Transportation minister Shirley Bond is defending a move to consider fixing up the antiquated Pattullo Bridge rather than tearing it down and building a replacement.
A refurbishment of the existing 73-year-old bridge – which is far narrower than modern standards allow and the site of many fatal crashes over the years – would avoid the prickly political issue of putting tolls on a new replacement bridge between Surrey and New Westminster.
“All of us want to work to build a structure for the long term that’s safe,” Bond said. “We also do need to consider the impact of tolls.”
Both Bond and previous transportation minister Kevin Falcon had pledged to seek ways to avoid making the Pattullo the third toll bridge over the Fraser, leaving the Alex Fraser Bridge as the nearest free alternative.
TransLink had committed in 2008 to build a new six-lane bridge and planning has been underway since then on the basis it would be financed through tolls.
But public hearings on how a new Pattullo would connect with area roads last fall were postponed after the decision to re-examine options to refurbish the existing bridge instead of building new.
Bond denied her ministry directed TransLink to re-examine the issue, adding it was “a mutual decision” of staff from both agencies who sit on a technical steering committee.
“I don’t think a new bridge is off the table at all,” she said. “TransLink is doing the due diligence necessary before proceeding with what could turn out to be a billion-dollar project.”
TransLink has jurisdiction over the Pattullo and will make the final decisions on what to build, she added.
The ministry has also questioned the scope of the plan to build a new bridge, particularly whether a six-lane bridge is justified or whether a four-lane span is sufficient.

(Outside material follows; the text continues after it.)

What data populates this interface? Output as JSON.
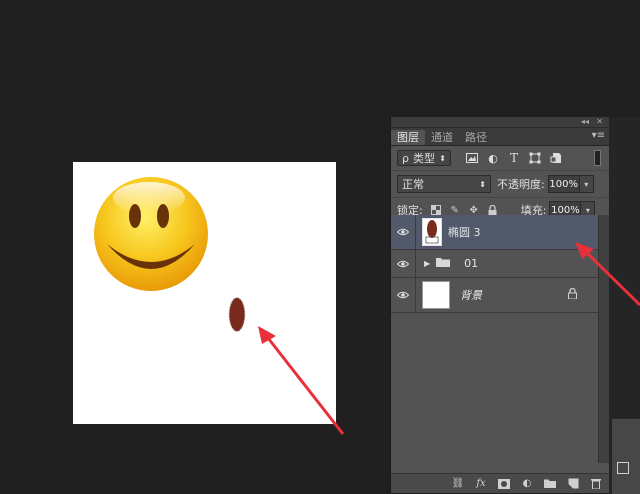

“We want best value for taxpayer dollars and we want safety,” Bond added.
Surrey Mayor Dianne Watts says a new bridge is required, adding she’s concerned a renovation of the old one might add only 10 years life and leave taxpayers on the hook for an expensive replacement later on.
“You’re just buying some time,” she said. “At the end of the day, that bridge does need to be replaced.”
But Watts said a careful reassessment of the assumptions and plans made to date may be wise, adding she looks forward to seeing any justification for fixing rather than replacing the Pattullo.
Watts also doesn’t want to see the bridge tolled and continues to advocate for a new policy of “fair tolling” in the region.
Past studies looked at options like adding a median barrier and banning trucks or reducing the Pattullo to three lanes with a counterflow, like the Lions Gate Bridge.
TransLink was advised to build a new bridge and that the existing one would last at most another 50 years.
Surrey Board of Trade CEO Anita Patil Huberman said the bridge must be replaced without delay.
“This bridge is a key arterial connector in a region that is and will continue to experience explosive growth with the obvious impact on road transportation and transit,” she said.
Some critics are happy the bridge building plan is on hold and may be scrapped.
Freeway expansion opponent Eric Doherty, of the group Gateway Sucks, called it great news.
“This is a case of misplaced priorities,” he said. “We can’t be expected to spend a billion dollars on a new bridge that’s not really needed when there isn’t enough money to do the Evergreen Line or rapid transit on King George (Boulevard) in Surrey.”
Doherty said it’s been unclear so far how a six-lane Pattullo replacement was going to work on the New Westminster side without demolishing houses to punch through new lanes.
He said any delay on the Pattullo will give more opportunity to reconsider the related North Fraser Perimeter Road and United Boulevard extension that he said are opposed by significant numbers of New Westminster residents.